The task force created a decision tree to guide providers and nurses in determining who qualifies for in-person observation, video observation or no observation at all.
This was done through surveying subspecialty teams, reviewing national best practices, and consensus agreement among pediatric providers. For example, patients with active suicidality always qualify for in-person observation, and those with fall risk or technology dependence may not.
This allowed team members to feel more confident in their decisions about safety. VPO qualification is now commonplace language among teams.
The Information Services Department partnered with the task force to quickly obtain and operationalize mounted video cameras on the cohort unit, as well as mobile video units for patients on alternate floors.

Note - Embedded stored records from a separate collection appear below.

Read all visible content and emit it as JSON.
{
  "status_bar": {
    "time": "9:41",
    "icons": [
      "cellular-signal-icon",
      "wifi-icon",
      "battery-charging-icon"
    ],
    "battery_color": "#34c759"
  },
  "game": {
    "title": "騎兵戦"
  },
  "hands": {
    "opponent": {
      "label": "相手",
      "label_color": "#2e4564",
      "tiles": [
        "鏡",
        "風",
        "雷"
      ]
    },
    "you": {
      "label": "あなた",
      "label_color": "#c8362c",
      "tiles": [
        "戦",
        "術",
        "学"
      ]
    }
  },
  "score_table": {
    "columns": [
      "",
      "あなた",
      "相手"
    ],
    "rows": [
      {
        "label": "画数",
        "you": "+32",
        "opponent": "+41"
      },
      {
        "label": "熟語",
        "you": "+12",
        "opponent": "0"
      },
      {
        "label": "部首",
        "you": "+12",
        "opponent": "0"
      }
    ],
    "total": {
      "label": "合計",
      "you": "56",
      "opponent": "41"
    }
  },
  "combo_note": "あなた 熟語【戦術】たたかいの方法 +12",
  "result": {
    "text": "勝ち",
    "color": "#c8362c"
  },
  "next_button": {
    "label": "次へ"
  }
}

Once activated, the VPO team can quickly deploy their resources to set up and discuss the technology with families in the room, and then begin the patient safety observation process from a remote suite.
One VPO representative can monitor up to nine rooms, depending on patient acuity. Team members follow a strict algorithm for response that can include vocal cues for redirection, a phone alert to the bedside nurse, physical response by a VPO runner, security notification or initiation of a pediatric rapid response.
Finally, the VPO team keeps a detailed log throughout the shift that mirrors the in-person observation log, and both are included in the electronic medical record for care team review.
Once the video technology was purchased, the algorithms were in place, and the education was complete, a three-month dual trial began.
Levine Children's Hospital employed in-person safety attendants and video observers simultaneously to ensure the technology worked as anticipated and to perform head-to-head comparisons for safety and efficacy. This initial trial period and evaluation played a major part in achieving buy-in from providers.
Safety, efficacy and use
The head-to-head evaluations were conducted through intermittent trained bystander observation. Overall, the task force examined staff response time to event notification, safety attendant performance, and safety events related to attendants.
The task force was pleased to observe bedside nurses typically responded to events following remote VPO notification in less than 15 seconds.
Perhaps even more interesting, about 96% of the time, the VPO team made the first alert ahead of the in-person safety attendants.
Given that delayed documentation by the in-person attendant or nonverbal redirection may have contributed to these findings, the hospital conducted separate observation periods examining whether the in-person safety attendant was physically observing the patient at the time of the random spot check.
Further confirming support of the VPO program, the hospital found the VPO team to be actively observing the patient 26% more often than their in-person counterparts.
Next, the task force tracked the hospital's safety event reporting, pulling those out during the trial period that related to patient safety observation.
Most of the safety events reported during this time resulted in what the organization classifies as "no harm" and were primarily focused on observer inactivity more than wrong activity or failure to report. Consistent with earlier findings, approximately 76% of the events where attributed to in-person observation versus VPO.
Return on investment
While improvement and editing of this blended patient observation bundle are ongoing, the hospital has made strides from a staffing and financial standpoint.
By offsetting some in-person observation needs with a smaller, efficient VPO team, the hospital has demonstrated a decrease in patient safety attendant staffing needs of approximately 50% daily, an estimated decrease in labor costs of over $400,000 and achieved greater than 200% return on investment in 18 months.
Blended sitter models that include in-person and video patient observation are feasible and cost-efficient options for patient safety in most children's hospitals. When considering such a program, gather multidisciplinary input, ensure fidelity to observer education and re-education, create clear documentation, and monitor ongoing safety plans.